### DATA SECTION
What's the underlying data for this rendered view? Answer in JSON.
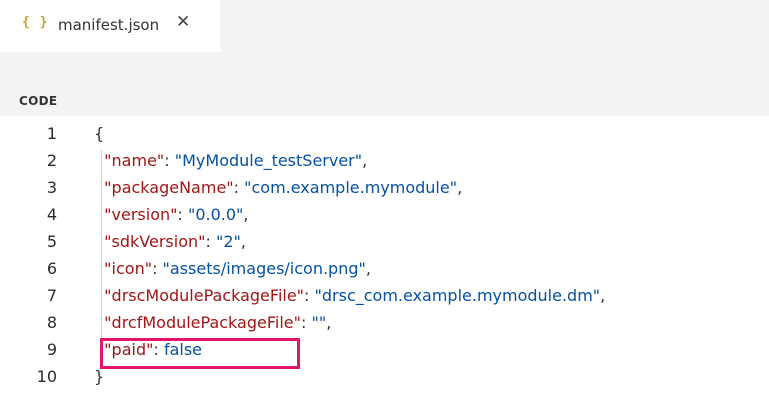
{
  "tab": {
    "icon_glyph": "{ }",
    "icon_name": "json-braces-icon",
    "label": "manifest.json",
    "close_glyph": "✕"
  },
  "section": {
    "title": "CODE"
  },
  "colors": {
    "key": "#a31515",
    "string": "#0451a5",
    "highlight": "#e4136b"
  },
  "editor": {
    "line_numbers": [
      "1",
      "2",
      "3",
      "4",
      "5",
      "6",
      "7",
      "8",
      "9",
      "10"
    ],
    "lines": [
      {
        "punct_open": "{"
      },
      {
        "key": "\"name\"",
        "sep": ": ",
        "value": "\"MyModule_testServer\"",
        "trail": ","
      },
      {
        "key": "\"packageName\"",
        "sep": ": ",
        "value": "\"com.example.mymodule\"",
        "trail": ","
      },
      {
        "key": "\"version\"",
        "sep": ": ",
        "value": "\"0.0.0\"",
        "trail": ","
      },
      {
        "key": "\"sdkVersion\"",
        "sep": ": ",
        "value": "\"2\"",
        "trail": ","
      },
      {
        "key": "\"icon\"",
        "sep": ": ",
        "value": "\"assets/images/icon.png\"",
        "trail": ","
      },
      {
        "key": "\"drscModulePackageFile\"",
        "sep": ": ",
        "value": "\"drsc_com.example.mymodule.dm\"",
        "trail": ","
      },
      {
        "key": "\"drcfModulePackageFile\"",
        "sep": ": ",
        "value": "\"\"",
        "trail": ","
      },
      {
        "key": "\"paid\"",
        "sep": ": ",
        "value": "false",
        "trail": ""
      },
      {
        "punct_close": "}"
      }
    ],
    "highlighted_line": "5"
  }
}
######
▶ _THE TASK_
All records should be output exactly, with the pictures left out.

▶ _RESPONSE TO THE TASK_
What's the underlying data for this rendered view? Answer in JSON.
{
  "tab": {
    "icon_glyph": "{ }",
    "icon_name": "json-braces-icon",
    "label": "manifest.json",
    "close_glyph": "✕"
  },
  "section": {
    "title": "CODE"
  },
  "colors": {
    "key": "#a31515",
    "string": "#0451a5",
    "highlight": "#e4136b"
  },
  "editor": {
    "line_numbers": [
      "1",
      "2",
      "3",
      "4",
      "5",
      "6",
      "7",
      "8",
      "9",
      "10"
    ],
    "lines": [
      {
        "punct_open": "{"
      },
      {
        "key": "\"name\"",
        "sep": ": ",
        "value": "\"MyModule_testServer\"",
        "trail": ","
      },
      {
        "key": "\"packageName\"",
        "sep": ": ",
        "value": "\"com.example.mymodule\"",
        "trail": ","
      },
      {
        "key": "\"version\"",
        "sep": ": ",
        "value": "\"0.0.0\"",
        "trail": ","
      },
      {
        "key": "\"sdkVersion\"",
        "sep": ": ",
        "value": "\"2\"",
        "trail": ","
      },
      {
        "key": "\"icon\"",
        "sep": ": ",
        "value": "\"assets/images/icon.png\"",
        "trail": ","
      },
      {
        "key": "\"drscModulePackageFile\"",
        "sep": ": ",
        "value": "\"drsc_com.example.mymodule.dm\"",
        "trail": ","
      },
      {
        "key": "\"drcfModulePackageFile\"",
        "sep": ": ",
        "value": "\"\"",
        "trail": ","
      },
      {
        "key": "\"paid\"",
        "sep": ": ",
        "value": "false",
        "trail": ""
      },
      {
        "punct_close": "}"
      }
    ],
    "highlighted_line": "5"
  }
}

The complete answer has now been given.